Mitt Romney fired back at the President for his controversial (some would say condescending) remarks about business owners, stressing that Obama’s comments weren’t slips of the silver tongue – they represent ideology.
“No, you heard him right,” pretty much sums up Romney’s response to President Obama’s “If you’ve got a business, you didn’t build that […] Somebody else made that happen,” remarks, and Mittens is primed to spin Obama’s Roanoke speech into campaign gold, reports The Hill. Romney used Big-O’s remarks on Thursday to further draw the line between himself and the incumbent POTUS on the election’s top issue – our struggling economy.
“It wasn’t a gaffe. It was instead his ideology,” Romney said. “The president does, in fact, believe that people who build enterprises like this really aren’t responsible for it,” Romney said during a Thursday speech in his home state of Massachusetts. “But in fact it’s a collective success of the whole society that somehow builds enterprises like this. My view, we have to celebrate people who started enterprises and employ other people.”
Romney speech, a last-minute campaign event at Middlesex Truck and Coach, a small truck repair shop just outside Boston, was heard by no more than a dozen mechanics, reports Yahoo! News. Regardless, Romney used the venue as an example of his own business principles – principles he hopes to bring to the Oval Office in 2012.
“This is the kind of place that has put people to work over the years, over the decades. … Someone else isn’t responsible for what he did here,” Romney said, referring to the shop’s owner. “This is not the result of government. This is the result of people who take risks, create dreams, who build for themselves and for their families.”
Romney continued to hammer Obama on jobs, pointing to the President’s derelict jobs council, which hasn’t met in six months. Compared to Obama’s hectic fundraising schedule and a recent report showing more Americans actively seeking unemployment, Romney questioned the President’s priorities before flatly saying he doesn’t deserve another term. “You learn something about the president’s priorities,” Romney said. “The job he’s interested in protecting is his own.”
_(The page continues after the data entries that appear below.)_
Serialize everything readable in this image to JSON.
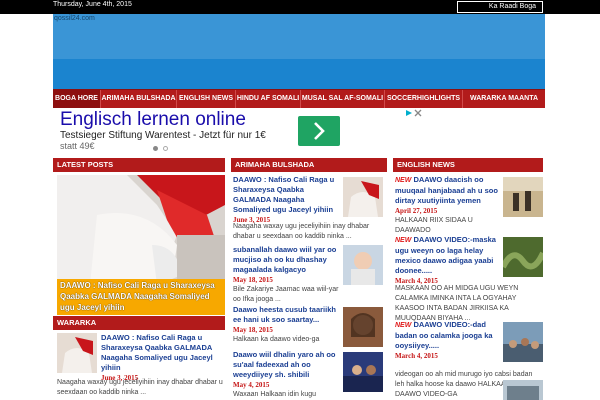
{
  "topbar": {
    "date": "Thursday, June 4th, 2015",
    "search_label": "Ka Raadi Boga"
  },
  "header": {
    "site_url": "qossil24.com"
  },
  "nav": [
    "BOGA HORE",
    "ARIMAHA BULSHADA",
    "ENGLISH NEWS",
    "HINDU AF SOMALI",
    "MUSAL SAL AF-SOMALI",
    "SOCCERHIGHLIGHTS",
    "WARARKA MAANTA"
  ],
  "ad": {
    "title": "Englisch lernen online",
    "subtitle": "Testsieger Stiftung Warentest - Jetzt für nur 1€",
    "subtitle2": "statt 49€",
    "go_icon": "chevron-right",
    "colors": {
      "green": "#1fa463",
      "title": "#1a0dab"
    }
  },
  "columns": {
    "latest": {
      "heading": "LATEST POSTS"
    },
    "arimaha": {
      "heading": "ARIMAHA BULSHADA"
    },
    "english": {
      "heading": "ENGLISH NEWS"
    },
    "wararka": {
      "heading": "WARARKA"
    }
  },
  "hero": {
    "caption": "DAAWO : Nafiso Cali Raga u Sharaxeysa Qaabka GALMADA Naagaha Somaliyed ugu Jaceyl yihiin"
  },
  "wararka_post": {
    "title": "DAAWO : Nafiso Cali Raga u Sharaxeysa Qaabka GALMADA Naagaha Somaliyed ugu Jaceyl yihiin",
    "date": "June 3, 2015",
    "excerpt": "Naagaha waxay ugu jeceliyihiin inay dhabar dhabar u seexdaan oo kaddib ninka ..."
  },
  "arimaha_posts": [
    {
      "title": "DAAWO : Nafiso Cali Raga u Sharaxeysa Qaabka GALMADA Naagaha Somaliyed ugu Jaceyl yihiin",
      "date": "June 3, 2015",
      "excerpt": "Naagaha waxay ugu jeceliyihiin inay dhabar dhabar u seexdaan oo kaddib ninka ..."
    },
    {
      "title": "subanallah daawo wiil yar oo mucjiso ah oo ku dhashay magaalada kalgacyo",
      "date": "May 18, 2015",
      "excerpt": "Bile Zakariye Jaamac waa wiil-yar oo Ifka jooga ..."
    },
    {
      "title": "Daawo heesta cusub taariikh ee hani uk soo saartay...",
      "date": "May 18, 2015",
      "excerpt": "Halkaan ka daawo video-ga"
    },
    {
      "title": "Daawo wiil dhalin yaro ah oo su'aal fadeexad ah oo weeydiiyey sh. shibili",
      "date": "May 4, 2015",
      "excerpt": "Waxaan Halkaan idin kugu"
    }
  ],
  "english_posts": [
    {
      "badge": "NEW",
      "title": "DAAWO daacish oo muuqaal hanjabaad ah u soo dirtay xuutiyiinta yemen",
      "date": "April 27, 2015",
      "excerpt": "HALKAAN RIIX SIDAA U DAAWADO"
    },
    {
      "badge": "NEW",
      "title": "DAAWO VIDEO:-maska ugu weeyn oo laga helay mexico daawo adigaa yaabi doonee.....",
      "date": "March 4, 2015",
      "excerpt": "MASKAAN OO AH MIDGA UGU WEYN CALAMKA IMINKA INTA LA OGYAHAY KAASOO INTA BADAN JIRKIISA KA MUUQDAAN BIYAHA ..."
    },
    {
      "badge": "NEW",
      "title": "DAAWO VIDEO:-dad badan oo calamka jooga ka ooysiiyey.....",
      "date": "March 4, 2015",
      "excerpt": "videogan oo ah mid murugo iyo cabsi badan leh halka hoose ka daawo HALKAAN KA DAAWO VIDEO-GA"
    }
  ]
}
Despite his tough line on the President, which could foreshadow a strong point of rhetoric in the upcoming debates, Romney has skeletons of his own to address. Namely, concerns over his earnings and taxes that have cropped up of late, according to AP.
Still, Obama’s slip, no matter its origins, have at the very least guaranteed that Romney will become an opponent to be reckoned with as the election heats up. Obama needs to realize now more than ever that he won’t be skating into office for a second term. He has to want it. Just like Mitt Romney wants it.